If you had to gather the world’s best-known literary detectives in one room, who would you pick? Hercules Poirot? Miss Marple? Sherlock Holmes? Jessica Fletcher? Nancy Drew? Albert Campion?
There’s quite a few literary detectives out there for making your choices. Some of them come from children’s literature, such as Nancy Drew or Encyclopedia Brown. Other detectives for an older audience come from various countries and cultures.
But there is one “whodunit” detective who belongs in that room of literary detectives too: Mr. Ellery Queen.
Ellery Queen was an amateur New York detective and mystery writer created by writers Daniel Nathan (alias Frederic Dannay) and Manford Lepovsky (Manfred Bennington Lee). Ellery’s father was a New York City police detective who would often seek the help of his son’s keen mind in order to solve mysterious crimes.
Although a bit on the obscure side now, Ellery was a busy guy. There’s books, short stories, movies, a magazine, radio shows, comic books, graphic novels, board games, jigsaw puzzles and a website about him.

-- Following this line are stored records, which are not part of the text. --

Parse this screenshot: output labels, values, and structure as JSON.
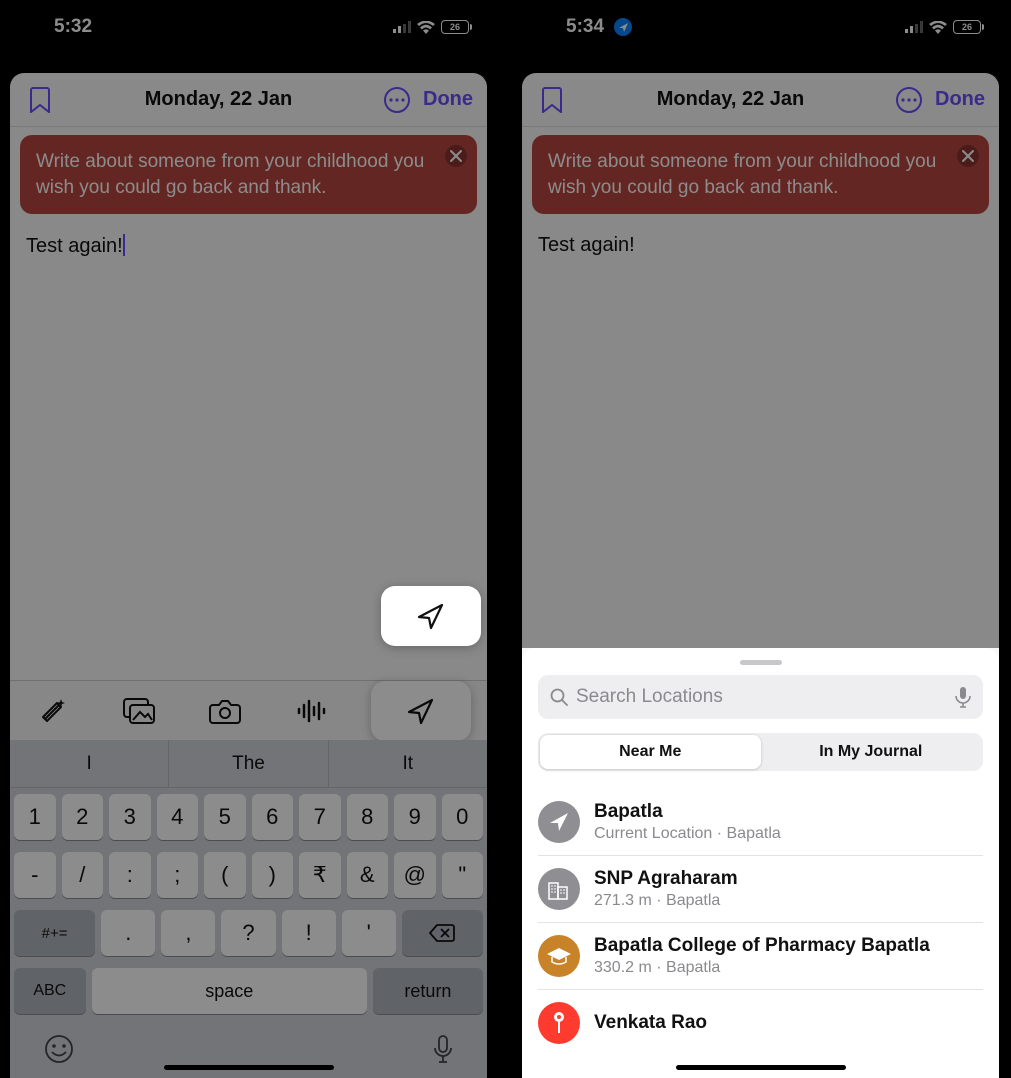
{
  "left": {
    "status": {
      "time": "5:32",
      "battery": "26"
    },
    "header": {
      "date": "Monday, 22 Jan",
      "done": "Done"
    },
    "prompt": "Write about someone from your childhood you wish you could go back and thank.",
    "entry_text": "Test again!",
    "toolbar": {
      "icons": [
        "sparkle",
        "photos",
        "camera",
        "waveform",
        "location"
      ],
      "highlighted": 4
    },
    "keyboard": {
      "suggestions": [
        "I",
        "The",
        "It"
      ],
      "row1": [
        "1",
        "2",
        "3",
        "4",
        "5",
        "6",
        "7",
        "8",
        "9",
        "0"
      ],
      "row2": [
        "-",
        "/",
        ":",
        ";",
        "(",
        ")",
        "₹",
        "&",
        "@",
        "\""
      ],
      "row3_alt": "#+=",
      "row3": [
        ".",
        ",",
        "?",
        "!",
        "'"
      ],
      "bottom": {
        "abc": "ABC",
        "space": "space",
        "return": "return"
      }
    }
  },
  "right": {
    "status": {
      "time": "5:34",
      "battery": "26"
    },
    "header": {
      "date": "Monday, 22 Jan",
      "done": "Done"
    },
    "prompt": "Write about someone from your childhood you wish you could go back and thank.",
    "entry_text": "Test again!",
    "search": {
      "placeholder": "Search Locations"
    },
    "segments": {
      "near": "Near Me",
      "journal": "In My Journal"
    },
    "locations": [
      {
        "name": "Bapatla",
        "sub": "Current Location · Bapatla",
        "icon": "location-arrow",
        "color": "#8e8e93"
      },
      {
        "name": "SNP Agraharam",
        "sub": "271.3 m · Bapatla",
        "icon": "buildings",
        "color": "#8e8e93"
      },
      {
        "name": "Bapatla College of Pharmacy Bapatla",
        "sub": "330.2 m · Bapatla",
        "icon": "graduation",
        "color": "#c88228"
      },
      {
        "name": "Venkata Rao",
        "sub": "",
        "icon": "pin",
        "color": "#ff3b30"
      }
    ]
  }
}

And Ellery keeps up with social media too. I saw sites about him or that mentioned him on Facebook, Twitter and Pinterest.

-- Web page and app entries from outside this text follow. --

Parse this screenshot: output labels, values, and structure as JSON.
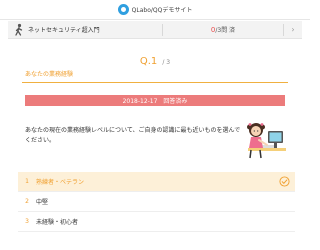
{
  "header": {
    "title": "QLabo/QQデモサイト",
    "logo_icon": "qlabo-logo-icon"
  },
  "progress": {
    "course_icon": "walk-icon",
    "course_name": "ネットセキュリティ超入門",
    "answered": "0",
    "total_label": "/3問 済",
    "next_icon": "chevron-right-icon"
  },
  "question": {
    "number_label": "Q.1",
    "total_label": "/ 3",
    "category": "あなたの業務経験",
    "status_banner": "2018-12-17　回答済み",
    "text": "あなたの現在の業務経験レベルについて、ご自身の認識に最も近いものを選んでください。",
    "illustration": "girl-at-computer-illustration"
  },
  "answers": [
    {
      "number": "1",
      "label": "熟練者・ベテラン",
      "selected": true
    },
    {
      "number": "2",
      "label": "中堅",
      "selected": false
    },
    {
      "number": "3",
      "label": "未経験・初心者",
      "selected": false
    }
  ],
  "colors": {
    "accent": "#f0a030",
    "banner": "#ec7b7b",
    "count": "#e74c4c",
    "brand": "#2f9fe0"
  }
}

The books are sometimes hard to find, but good to read when you get them. My favorite Ellery Queen story is The Lamp of God, where the house next door disappears as if it’s never existed and Ellery has to figure out what happened.
There was also an Ellery Queen TV show, which ran on NBC from 1975 to 1976. I used to watch reruns of the show, which featured Jim Hutton (yep, Timothy’s dad; you can really see the family resemblance) as Ellery Queen.
My favorite feature of the show: Toward the end of the show, Jim Hutton would face the camera and give a short but challenging speech directly to TV viewers. The gist of the speech was, “Well, you have all the pieces of this mystery now. Have you figured out the solution yet?” (My unheard answer was usually: “I think so but let’s see.”)
Theater people call this action “breaking the fourth wall” when an actor directly addresses an audience. It’s rare for TV or theatrical actors to do this (unless they’re making a public service announcement) but it’s popped up in other shows such as “Moonlighting”, “Two and a Half Men” and “How I Met Your Mother”.
I wish they’d bring “breaking the fourth wall” back to a TV mystery. It would be fun to see it on “Castle” or some other TV show some day.
So here’s a short “Ellery Queen” so you can see Jim Hutton for yourselves. There’s some famous actors in the clip; see how many you can identify!